These seizures are particularly interesting due to some recent comments made by exiled whistleblower Edward Snowden. Specifically, considering the rising global acceptance of Bitcoin in regulation and traditional finance, Snowden predicted that “A national government will be revealed this year to have been buying Bitcoin—the modern replacement for monetary gold—without having disclosed that fact publicly”. If Bitcoin is the digital gold, after all, it would only make sense that powerful nations would want to build up reserves. The strategy has famously worked for the Salvadoran president, Nayib Bukele, who greeted the new bull market with a declaration that his country’s Bitcoin investment has gone up by 40% since the initial purchases. Not, of course, that he plans to sell.

In any event, Snowden’s comments seem especially relevant in that the United States hasn’t actually purchased any of the Bitcoin it currently holds. Even though the government has a theoretical responsibility to dispose of these assets, the pace as of yet has been glacial, and in the meantime, it would be extremely straightforward for Congress to halt these sales. All it would take is a desire for the policy to change, and a genuine Bitcoin reserve could spring up overnight. This is the crux of Snowden’s specific prediction that governments will acquire Bitcoin secretly and that the government has ample plausible deniability. We don’t have a reserve; we just happen to be reserving these assets for a later sale. There is nothing suspicious about that!

If a government did actually want to acquire massive quantities of Bitcoin in secret, it would run into a great number of transparency problems caused by the trustless nature of Bitcoin’s blockchain. The anonymous “Mr. 100” has made headlines throughout the month of February, acquiring a mind boggling 100 BTC per day and reaching the status of the 15th largest whale. As chain analysts have tried to determine the buyer’s identity, speculation has already begun that a national government is the culprit. Based on the timing of the purchases and several other factors, the buyer is likely in Asia, specifically the Middle East. Qatar, the United Arab Emirates, Saudi Arabia—all these are strong candidates to be the coins’ rightful owners.

In other words, if a government wishes to build up a Bitcoin reserve, it might be easier to seize the assets outright rather than buy them at fair value. After all, if the transactions will be recorded on the blockchain either way, why not save their money? The UK seems well-positioned to build up a stockpile in this way like the Americans, having seized $1.77 billion in January. Not only were these bitcoins seized from a foreign national currently on the run, with no recourse to recoup these funds, but the British government has subsequently passed legislation deepening its power to seize or freeze cryptocurrency assets. It wouldn’t take much to start building up a notable hoard in its own right.

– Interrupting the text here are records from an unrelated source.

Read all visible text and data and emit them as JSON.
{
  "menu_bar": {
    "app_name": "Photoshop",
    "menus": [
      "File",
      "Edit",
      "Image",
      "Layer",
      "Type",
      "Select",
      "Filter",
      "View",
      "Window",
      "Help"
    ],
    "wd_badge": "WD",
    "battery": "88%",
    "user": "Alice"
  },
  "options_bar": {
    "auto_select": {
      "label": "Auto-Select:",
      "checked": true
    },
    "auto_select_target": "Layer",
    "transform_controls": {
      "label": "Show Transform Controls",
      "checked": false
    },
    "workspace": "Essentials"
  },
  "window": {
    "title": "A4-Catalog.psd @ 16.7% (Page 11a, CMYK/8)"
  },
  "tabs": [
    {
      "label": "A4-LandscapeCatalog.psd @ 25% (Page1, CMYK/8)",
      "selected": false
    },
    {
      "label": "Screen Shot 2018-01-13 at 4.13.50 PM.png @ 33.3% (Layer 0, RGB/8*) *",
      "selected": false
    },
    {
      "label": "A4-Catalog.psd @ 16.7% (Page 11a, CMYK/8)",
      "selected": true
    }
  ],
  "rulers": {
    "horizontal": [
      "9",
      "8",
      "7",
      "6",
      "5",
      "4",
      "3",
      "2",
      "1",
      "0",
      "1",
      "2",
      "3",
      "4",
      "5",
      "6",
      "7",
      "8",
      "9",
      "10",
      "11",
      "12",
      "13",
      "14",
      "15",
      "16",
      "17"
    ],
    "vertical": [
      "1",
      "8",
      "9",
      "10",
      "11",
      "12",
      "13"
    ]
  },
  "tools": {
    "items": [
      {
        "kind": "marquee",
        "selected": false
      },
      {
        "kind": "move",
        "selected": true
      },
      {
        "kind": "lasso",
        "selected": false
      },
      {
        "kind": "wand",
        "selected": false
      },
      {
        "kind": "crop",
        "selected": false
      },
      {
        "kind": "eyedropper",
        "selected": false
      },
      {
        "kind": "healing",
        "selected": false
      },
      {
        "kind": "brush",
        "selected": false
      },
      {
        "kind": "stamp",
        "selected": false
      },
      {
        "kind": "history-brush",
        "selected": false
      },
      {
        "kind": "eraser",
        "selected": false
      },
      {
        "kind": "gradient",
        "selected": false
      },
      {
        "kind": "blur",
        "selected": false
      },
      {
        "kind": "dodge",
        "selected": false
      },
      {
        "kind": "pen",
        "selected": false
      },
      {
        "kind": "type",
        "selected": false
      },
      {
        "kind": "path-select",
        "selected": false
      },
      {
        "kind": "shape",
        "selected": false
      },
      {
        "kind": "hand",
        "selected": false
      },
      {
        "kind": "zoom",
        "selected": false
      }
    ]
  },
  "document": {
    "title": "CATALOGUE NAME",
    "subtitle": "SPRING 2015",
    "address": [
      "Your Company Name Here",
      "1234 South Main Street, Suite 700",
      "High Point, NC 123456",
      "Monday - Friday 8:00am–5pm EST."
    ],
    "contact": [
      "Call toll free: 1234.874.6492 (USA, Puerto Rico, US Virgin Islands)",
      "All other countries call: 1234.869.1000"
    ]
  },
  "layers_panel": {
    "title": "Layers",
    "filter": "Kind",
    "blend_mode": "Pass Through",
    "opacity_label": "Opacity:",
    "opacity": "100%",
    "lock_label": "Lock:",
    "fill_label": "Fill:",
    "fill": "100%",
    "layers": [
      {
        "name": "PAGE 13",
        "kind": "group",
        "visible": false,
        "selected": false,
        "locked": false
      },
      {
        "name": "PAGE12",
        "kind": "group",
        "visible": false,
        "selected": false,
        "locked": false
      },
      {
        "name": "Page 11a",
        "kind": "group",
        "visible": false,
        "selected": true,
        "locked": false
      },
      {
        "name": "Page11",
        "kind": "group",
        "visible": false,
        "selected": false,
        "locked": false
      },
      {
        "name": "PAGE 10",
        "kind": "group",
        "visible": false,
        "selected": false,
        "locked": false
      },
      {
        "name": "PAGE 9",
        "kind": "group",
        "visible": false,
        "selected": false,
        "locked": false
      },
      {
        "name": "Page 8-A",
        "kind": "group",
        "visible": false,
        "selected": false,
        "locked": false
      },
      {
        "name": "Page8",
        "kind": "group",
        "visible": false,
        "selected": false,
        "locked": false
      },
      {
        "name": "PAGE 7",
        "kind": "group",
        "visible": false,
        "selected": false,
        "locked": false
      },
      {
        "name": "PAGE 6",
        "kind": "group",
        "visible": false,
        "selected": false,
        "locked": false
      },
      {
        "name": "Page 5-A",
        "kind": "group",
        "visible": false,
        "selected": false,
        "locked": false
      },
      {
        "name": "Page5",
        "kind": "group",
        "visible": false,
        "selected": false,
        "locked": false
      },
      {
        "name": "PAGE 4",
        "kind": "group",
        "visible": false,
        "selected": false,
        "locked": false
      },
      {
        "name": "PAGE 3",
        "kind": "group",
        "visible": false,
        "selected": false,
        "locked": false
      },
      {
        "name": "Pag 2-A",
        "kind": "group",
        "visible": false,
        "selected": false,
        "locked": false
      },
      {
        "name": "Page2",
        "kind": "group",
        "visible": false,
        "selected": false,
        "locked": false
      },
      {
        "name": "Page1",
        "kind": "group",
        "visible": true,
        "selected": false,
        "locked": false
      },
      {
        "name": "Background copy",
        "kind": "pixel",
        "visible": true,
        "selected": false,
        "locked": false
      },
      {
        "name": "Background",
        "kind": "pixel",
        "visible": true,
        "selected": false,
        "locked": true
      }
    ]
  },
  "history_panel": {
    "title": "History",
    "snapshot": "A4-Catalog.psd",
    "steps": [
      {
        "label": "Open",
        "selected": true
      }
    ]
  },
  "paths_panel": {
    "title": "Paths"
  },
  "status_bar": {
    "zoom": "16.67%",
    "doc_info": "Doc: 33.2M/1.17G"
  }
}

By this point, the days when Bitcoin’s core community held a defiant attitude towards law enforcement are a distant memory. Although people can commit crimes centered around Bitcoin just like they can with any other currency, the fact of the matter is that Bitcoin is only becoming more legitimate for the world’s governments. US regulators approved a Bitcoin ETF, and other countries are falling like dominoes to endorse it themselves. Eventually, it’ll be a necessity for powerful governments to stay on par with their competitors and maintain their own reserves of Bitcoin. The US, after all, controls nearly 1% of a massive industry with substantial leverage over it. Are they going to be the only country with this leverage? It may be difficult for any nation to build up these stockpiles in secret, but even so, the race has already begun. No matter who wins it, it’s Bitcoin that will be on top in the end.